I want to keep pondering the truth of his message and its relevance for my life. I spend far too much of my energy feeling angry about the behavior of others—blaming the indifference of the powerful for sweeping away respect for what has come before and for hurting people who have no voice in decisions that affect them.
It feels like a good time for me to remember Kafka’s advice “Let the face that is full of loathing fall on its own breast.”
This morning, an old, largely forgotten, realization came unbidden to mind. Karma provides a perspective from which to respond to the inconveniences of life and a way to deal with problems–not as walls to hit our foreheads against, but as messengers from a larger context. A more traditional statement might say: Karma is a residue from previous lives which we should work with, now when we have the chance. What a great idea! Why not take this opportunity to develop a deeper draft, unfurl a larger sail, and really cover some leagues upon the open sea of this lifetime.
Here’s another piece of evidence in favor of not being too intimidated by appearances and our reactions to them. The turning on its head of the “flat earth” view came about from astronomy (noticing that a globe orbiting on its own axis provides a simpler picture of the universe we can see from our front lawn), and also because sailors noticed that tree tops came into view before they could see the waves lapping on the shore of an island in the distance.
When we cultivate our curiosity about the mysterious context in which we find ourselves, and treat whatever arises as an emissary from beyond, we may discover bottles with private messages just for us, bobbing alongside in the middle of an ocean far too vast for us to ever personally cross. Messages like: “Fear not. There is no edge to fall off, not anywhere, not at any time.”
Nice post, Michael, and I will have to check out that movie.
Dear Michael, thank you for this thoughtful, reflective review of Mamo Calixto’s message, which we brought to Santa Fe through 1Earth Institute Inc. This is the work we do, to remind us that we are one with the Earth and all of Life, and with Spirit, which in turn allows for this reminder of our priorities in ‘dealing’ with these tumultuous transformative times we are living in. Thank you from my heart to yours.
Dear Eva (of 1Earth Institute),
Thank you for bringing Mamo Calixto to New Mexico, and for reading the blog I posted about my experience listening to him. He made real the “dialogue” whose urgent need he emphasizes. I’m always amazed that Tibetan lamas, who have lost their homes, their monastaries, and thousands of their fellow Tibetans to outsiders can devote their lives to reminding us of the sacredness of life. I had similar thoughts listening to Mamo Calixto. How does a man whose world has been attacked by the carelessness and indifference of our industrialized societies find the balance and caring to remind us of our better selves?
If one is already intimately connected with the fabric of life, no-one can undo that connection. And so I suppose it is with Mamo Calixto. It was a great blessing to work with Mamo Calixto co-facilitating dialogues together, and to work with Eva Willmann de Donlea of One Earth Institute this past week. You are both holding a great vision.
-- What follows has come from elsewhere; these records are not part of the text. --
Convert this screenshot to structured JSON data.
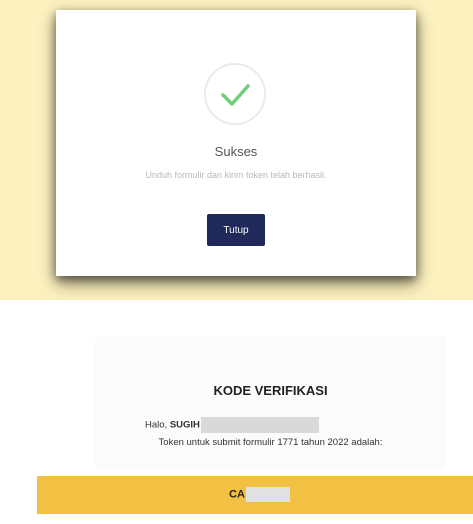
{
  "modal": {
    "icon": "checkmark-icon",
    "title": "Sukses",
    "message": "Unduh formulir dan kirim token telah berhasil.",
    "close_label": "Tutup"
  },
  "email": {
    "title": "KODE VERIFIKASI",
    "greeting": "Halo,",
    "name_visible": "SUGIH",
    "token_text": "Token untuk submit formulir 1771 tahun 2022 adalah:",
    "token_visible": "CA"
  },
  "colors": {
    "page_background": "#fdf2bf",
    "check": "#6fcf7a",
    "button": "#1f2a5a",
    "token_bar": "#f2c042"
  }
}
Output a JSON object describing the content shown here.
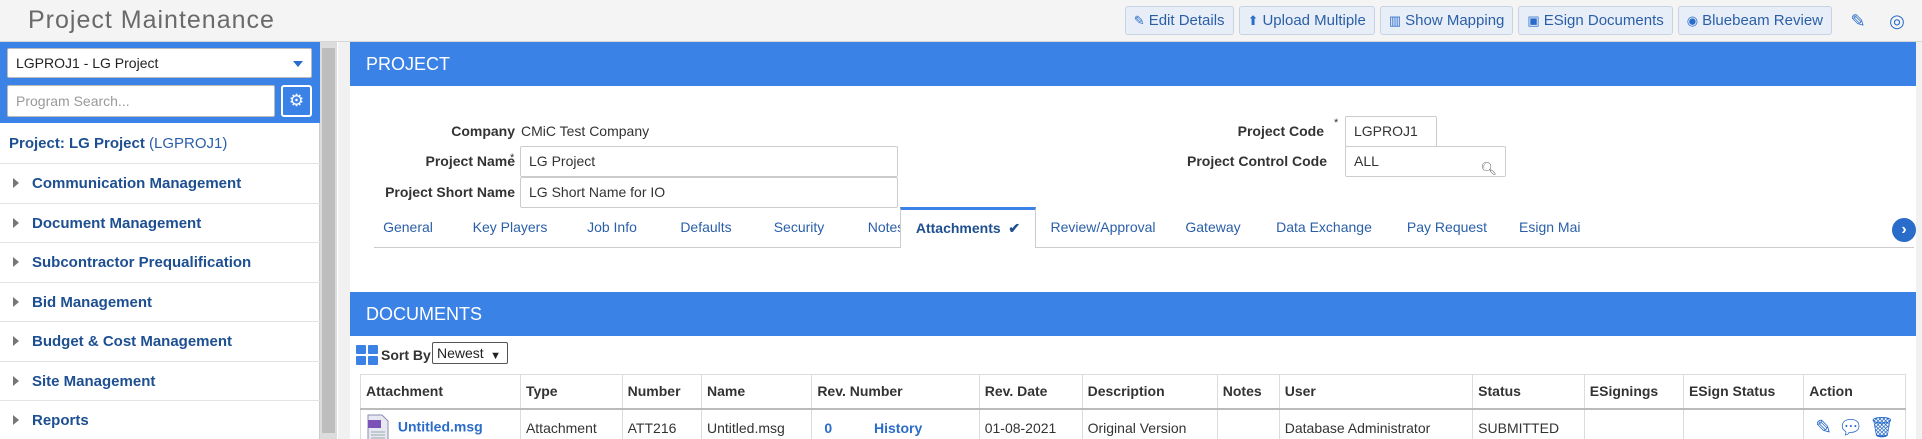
{
  "app": {
    "title": "Project Maintenance"
  },
  "toolbar": {
    "edit_details": "Edit Details",
    "upload_multiple": "Upload Multiple",
    "show_mapping": "Show Mapping",
    "esign_documents": "ESign Documents",
    "bluebeam_review": "Bluebeam Review"
  },
  "sidebar": {
    "project_select_value": "LGPROJ1 - LG Project",
    "search_placeholder": "Program Search...",
    "project_label": "Project: LG Project",
    "project_code": "(LGPROJ1)",
    "items": [
      {
        "label": "Communication Management"
      },
      {
        "label": "Document Management"
      },
      {
        "label": "Subcontractor Prequalification"
      },
      {
        "label": "Bid Management"
      },
      {
        "label": "Budget & Cost Management"
      },
      {
        "label": "Site Management"
      },
      {
        "label": "Reports"
      }
    ]
  },
  "project": {
    "section_title": "PROJECT",
    "company_label": "Company",
    "company_value": "CMiC Test Company",
    "name_label": "Project Name",
    "name_value": "LG Project",
    "short_name_label": "Project Short Name",
    "short_name_value": "LG Short Name for IO",
    "code_label": "Project Code",
    "code_value": "LGPROJ1",
    "control_code_label": "Project Control Code",
    "control_code_value": "ALL",
    "required_mark": "*"
  },
  "tabs": [
    {
      "label": "General"
    },
    {
      "label": "Key Players"
    },
    {
      "label": "Job Info"
    },
    {
      "label": "Defaults"
    },
    {
      "label": "Security"
    },
    {
      "label": "Notes"
    },
    {
      "label": "Attachments"
    },
    {
      "label": "Review/Approval"
    },
    {
      "label": "Gateway"
    },
    {
      "label": "Data Exchange"
    },
    {
      "label": "Pay Request"
    },
    {
      "label": "Esign Mai"
    }
  ],
  "documents": {
    "section_title": "DOCUMENTS",
    "sort_label": "Sort By:",
    "sort_value": "Newest",
    "columns": [
      "Attachment",
      "Type",
      "Number",
      "Name",
      "Rev. Number",
      "Rev. Date",
      "Description",
      "Notes",
      "User",
      "Status",
      "ESignings",
      "ESign Status",
      "Action"
    ],
    "rows": [
      {
        "attachment": "Untitled.msg",
        "type": "Attachment",
        "number": "ATT216",
        "name": "Untitled.msg",
        "rev_number": "0",
        "history": "History",
        "rev_date": "01-08-2021",
        "description": "Original Version",
        "notes": "",
        "user": "Database Administrator",
        "status": "SUBMITTED",
        "esignings": "",
        "esign_status": ""
      }
    ]
  },
  "colors": {
    "accent": "#3b82e6",
    "link": "#2a6cc9",
    "nav_text": "#1d4f91"
  }
}
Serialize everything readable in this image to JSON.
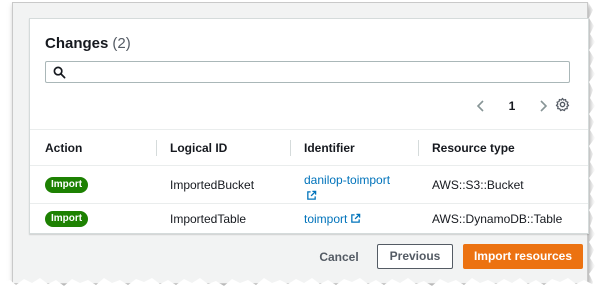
{
  "panel": {
    "title": "Changes",
    "count": "(2)"
  },
  "search": {
    "placeholder": "",
    "value": "",
    "icon": "search-icon"
  },
  "pagination": {
    "current_page": "1",
    "prev_icon": "chevron-left-icon",
    "next_icon": "chevron-right-icon",
    "settings_icon": "gear-icon"
  },
  "table": {
    "columns": [
      "Action",
      "Logical ID",
      "Identifier",
      "Resource type"
    ],
    "rows": [
      {
        "action": "Import",
        "logical_id": "ImportedBucket",
        "identifier": "danilop-toimport",
        "resource_type": "AWS::S3::Bucket"
      },
      {
        "action": "Import",
        "logical_id": "ImportedTable",
        "identifier": "toimport",
        "resource_type": "AWS::DynamoDB::Table"
      }
    ]
  },
  "footer": {
    "cancel_label": "Cancel",
    "previous_label": "Previous",
    "import_label": "Import resources"
  },
  "colors": {
    "badge_green": "#1d8102",
    "link_blue": "#0073bb",
    "primary_orange": "#ec7211"
  }
}
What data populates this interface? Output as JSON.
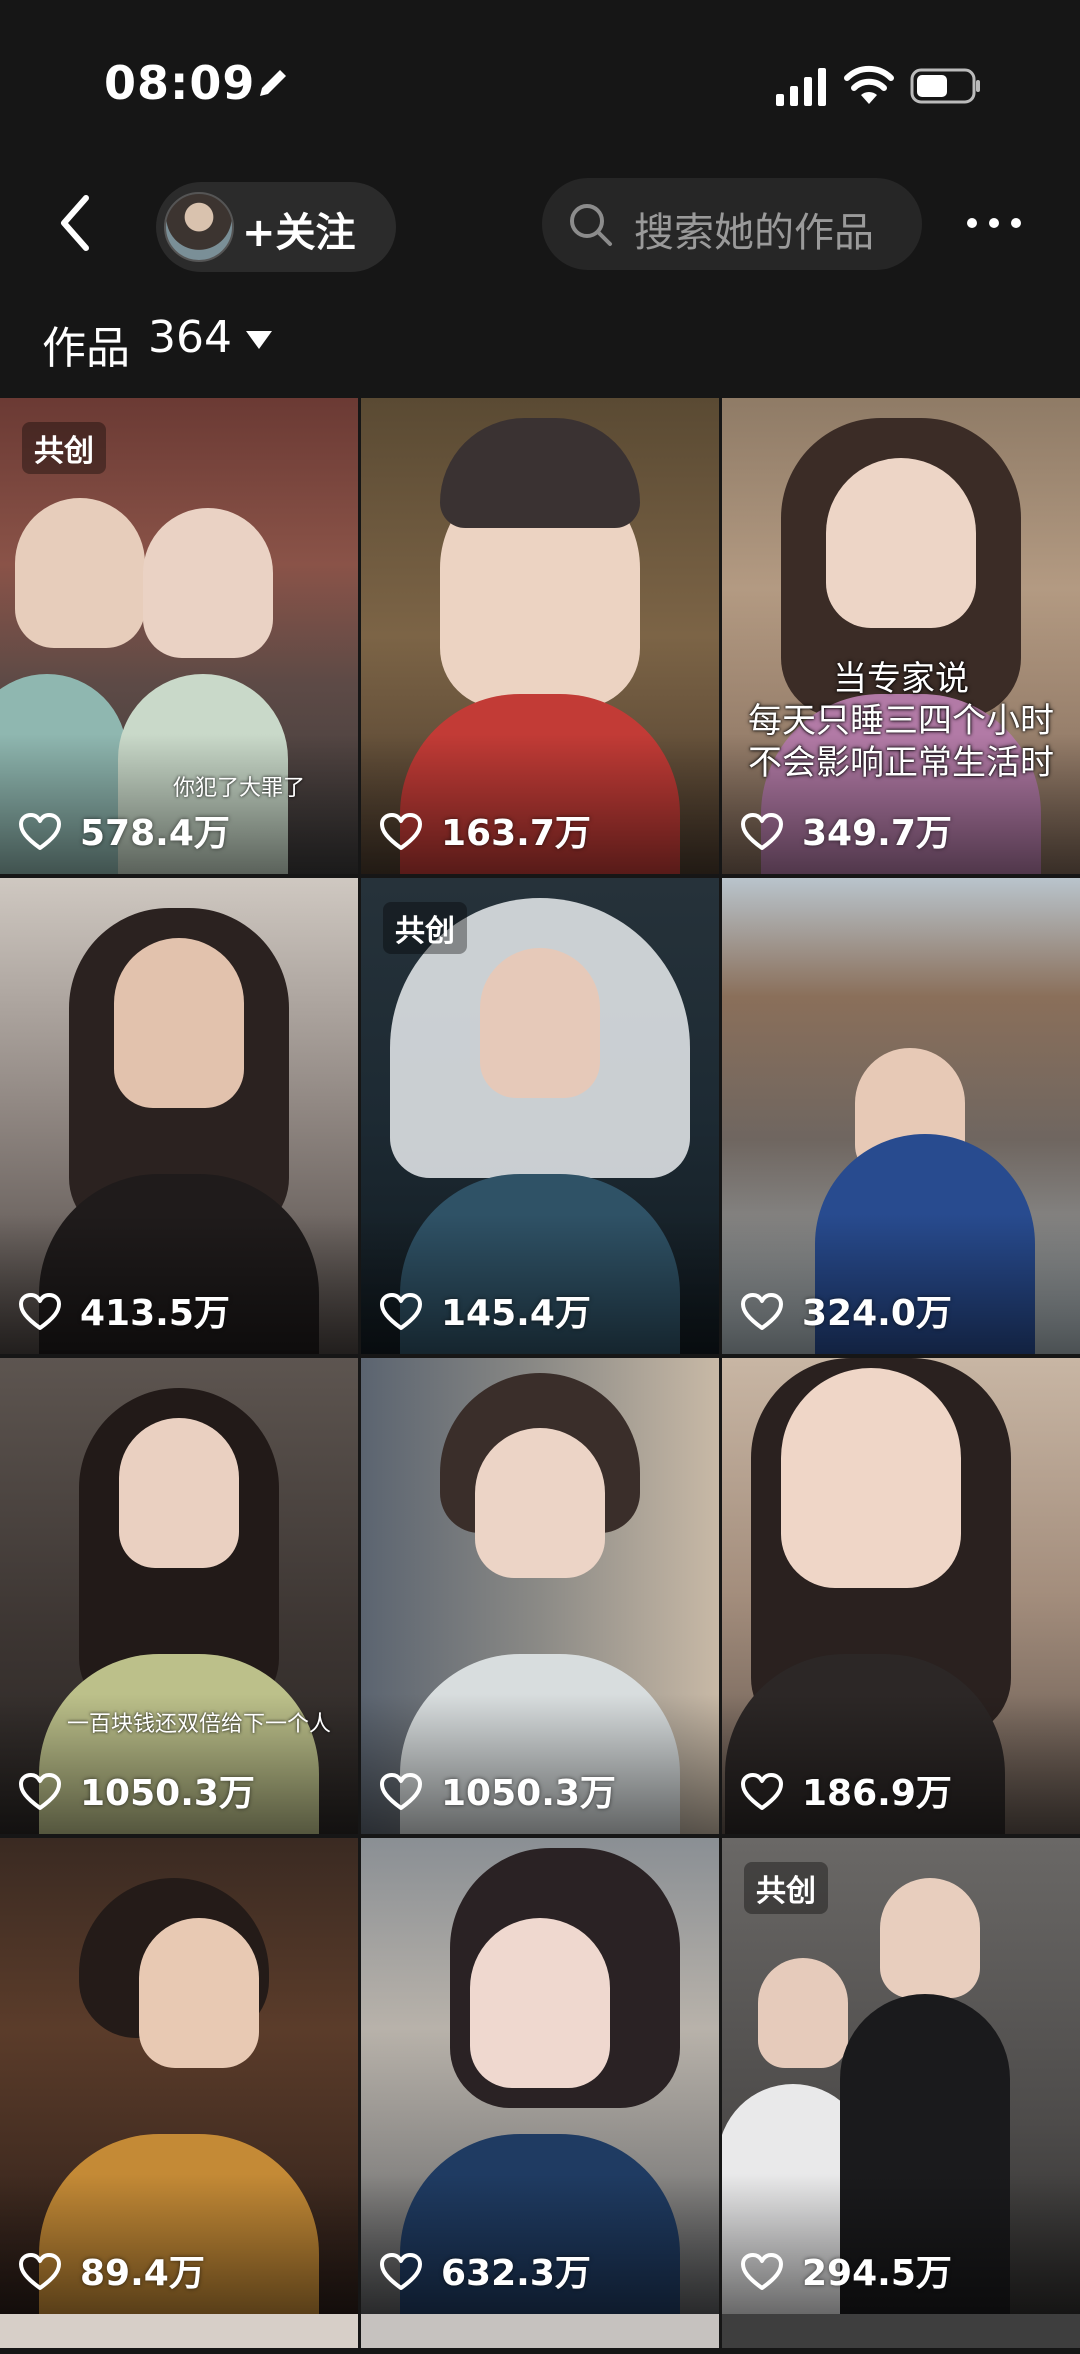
{
  "status": {
    "time": "08:09"
  },
  "nav": {
    "follow_label": "+关注",
    "search_placeholder": "搜索她的作品"
  },
  "works": {
    "label": "作品",
    "count": "364"
  },
  "tiles": [
    {
      "likes": "578.4万",
      "badge": "共创",
      "caption": "你犯了大罪了"
    },
    {
      "likes": "163.7万"
    },
    {
      "likes": "349.7万",
      "overlay": [
        "当专家说",
        "每天只睡三四个小时",
        "不会影响正常生活时"
      ]
    },
    {
      "likes": "413.5万"
    },
    {
      "likes": "145.4万",
      "badge": "共创"
    },
    {
      "likes": "324.0万"
    },
    {
      "likes": "1050.3万",
      "caption": "一百块钱还双倍给下一个人"
    },
    {
      "likes": "1050.3万"
    },
    {
      "likes": "186.9万"
    },
    {
      "likes": "89.4万"
    },
    {
      "likes": "632.3万"
    },
    {
      "likes": "294.5万",
      "badge": "共创"
    }
  ],
  "icons": {
    "back": "back-arrow-icon",
    "search": "search-icon",
    "more": "more-icon",
    "like": "heart-icon"
  }
}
May the dialogue circles grow and grow; may all the good thoughts be watered and supported so that they grow into manifestation … and may your good work Michael be supported as well.
Excellent article with comforting ending: “Fear not. There is no edge to fall off, not anywhere, not at any time.” Thanks, Michael.